%%
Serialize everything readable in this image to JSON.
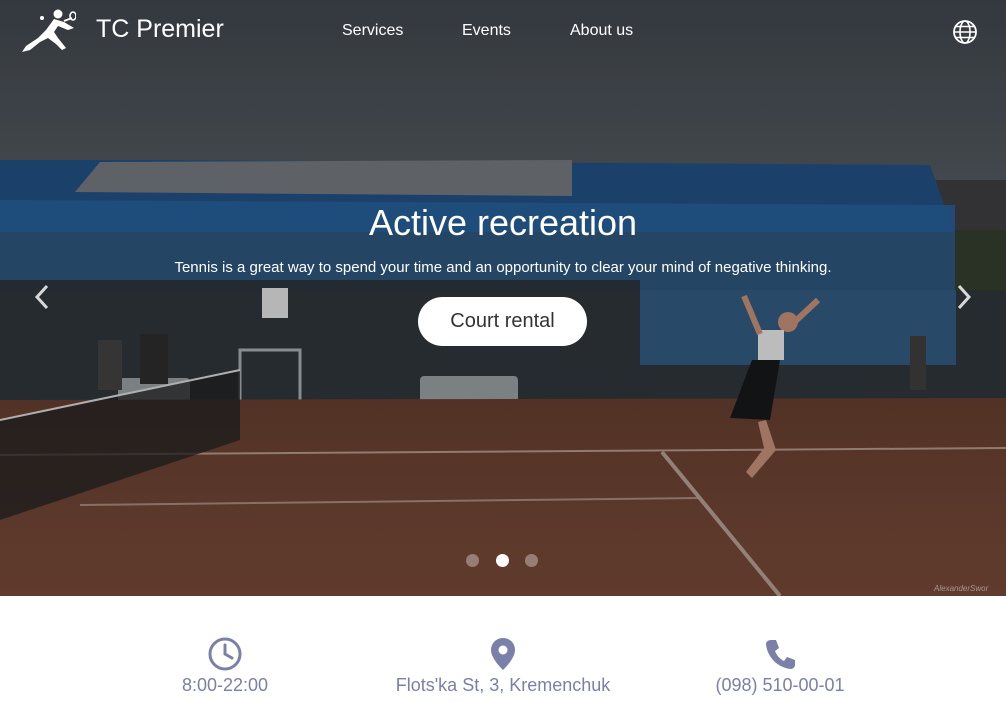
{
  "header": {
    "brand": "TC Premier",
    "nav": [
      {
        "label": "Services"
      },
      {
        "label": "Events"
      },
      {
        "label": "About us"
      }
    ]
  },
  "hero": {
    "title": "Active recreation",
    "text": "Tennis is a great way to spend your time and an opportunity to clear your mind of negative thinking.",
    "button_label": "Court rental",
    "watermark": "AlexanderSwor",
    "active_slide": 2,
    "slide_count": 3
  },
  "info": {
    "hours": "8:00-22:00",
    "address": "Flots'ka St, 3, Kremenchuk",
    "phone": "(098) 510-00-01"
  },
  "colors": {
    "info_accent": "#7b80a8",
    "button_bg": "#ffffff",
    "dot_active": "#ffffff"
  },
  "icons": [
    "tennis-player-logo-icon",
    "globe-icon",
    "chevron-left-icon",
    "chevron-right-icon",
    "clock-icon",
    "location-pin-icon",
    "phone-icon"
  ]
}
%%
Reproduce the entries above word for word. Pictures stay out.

Serialize everything readable in this image to JSON.
{
  "header": {
    "brand": "TC Premier",
    "nav": [
      {
        "label": "Services"
      },
      {
        "label": "Events"
      },
      {
        "label": "About us"
      }
    ]
  },
  "hero": {
    "title": "Active recreation",
    "text": "Tennis is a great way to spend your time and an opportunity to clear your mind of negative thinking.",
    "button_label": "Court rental",
    "watermark": "AlexanderSwor",
    "active_slide": 2,
    "slide_count": 3
  },
  "info": {
    "hours": "8:00-22:00",
    "address": "Flots'ka St, 3, Kremenchuk",
    "phone": "(098) 510-00-01"
  },
  "colors": {
    "info_accent": "#7b80a8",
    "button_bg": "#ffffff",
    "dot_active": "#ffffff"
  },
  "icons": [
    "tennis-player-logo-icon",
    "globe-icon",
    "chevron-left-icon",
    "chevron-right-icon",
    "clock-icon",
    "location-pin-icon",
    "phone-icon"
  ]
}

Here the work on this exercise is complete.